CFMEU job security clause hits “matters pertaining” snag
Senior Deputy President Richards of Fair Work Australia has recently determined that the “job security clause” in the CFMEU template Construction Industry Agreement is not a matter which pertains to the relationship between an Employer and its Employees and therefore has no place in an Enterprise Agreement.
The CFMEU has been busy in recent months rolling out their template 2011 – 2015 CFMEU Enterprise Agreement.
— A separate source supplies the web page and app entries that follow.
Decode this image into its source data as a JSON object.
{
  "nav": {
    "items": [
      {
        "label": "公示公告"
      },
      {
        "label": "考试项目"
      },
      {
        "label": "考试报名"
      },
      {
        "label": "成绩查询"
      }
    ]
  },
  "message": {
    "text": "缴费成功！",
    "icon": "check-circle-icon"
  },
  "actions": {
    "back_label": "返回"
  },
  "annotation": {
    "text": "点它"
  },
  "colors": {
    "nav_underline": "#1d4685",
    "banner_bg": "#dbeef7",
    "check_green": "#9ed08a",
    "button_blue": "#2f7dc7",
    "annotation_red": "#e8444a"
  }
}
The Agreement contains a clause purporting to protect the job security of employees covered by the Agreement by imposing an obligation to ensure that any Contractors engaged are paid the same entitlements which apply to the Employers employees.
The decision in CFMEU v Brookfield Multiplex  FWA 4051 is significant and SDP Richards advised that “the issue at hand is an important one as it concerns a clause in an industry agreement which may have wider ramifications than the current case”.
The Employer in this case employed workers in a minority of the classifications listed in the template classification clause of the proposed Agreement and therefore during bargaining proposed an alternative job security clause promising the same pay and conditions for subcontractors who performed work which was the same as work performed by it’s direct employees.
The Union proposed a number of alternative clauses but the Employer would not agree because “the difficulty with the contractors clause as proposed by the CFMEU, in either of its guises, is that it would require the Employer to extend to all subcontractors it engages on its projects the same terms and conditions that apply to its direct employees covered by the Agreement, regardless as to whether the Employer employed employees who perform or will ever perform the type of work carried out by any such subcontractors across the building and construction industry.”
The CFMEU discontinued bargaining arguing that the clause had been adopted by other employers in the Industry and there was no point proceeding with other bargaining items unless the contractor clause was agreed.
The CFMEU pursued a protected action ballot in relation to bargaining for the Agreement. SDP Richards determined that the wide scope of classifications meant that the Employer would be required to extend the Agreement terms and conditions to all sub contractors irrespective of whether they performed or ever would perform work which was performed by their direct employees.
SDP Richards stated that it breached s172 of the Fair Work Act because it "travels beyond any ascertainable nexus with the relationship between the employer and its employees who will be covered by the agreement". It was noted that job security clauses are permissible if they directly concerned the security of the employees under the agreement which was not the case in the circumstances because of the extended reach of the proposed Agreement classification structure.
Employers in the construction Industry need to be aware of the consequences of signing standardised Agreements with classification structures which go well beyond classifications which cover work performed by their direct employees. Similarly, Contractors need to be aware when undertaking work for Companies covered by the standard CFMEU Enterprise Agreement that they may be required to apply the Agreement terms and conditions to their employees because of the operation of the extended job security clause.
The CFMEU’s persistence with the clause evidences the fact that it is an important part of their wider bargaining agenda and Employers have good reason to be cautious. The potential practical and legal ramifications of the CFMEU job security clause are extensive and we encourage Employers in the Industry to contact Zoe McIntosh of Livingstones for more information about the decision and how the clause can affect businesses impacted or potentially impacted by it.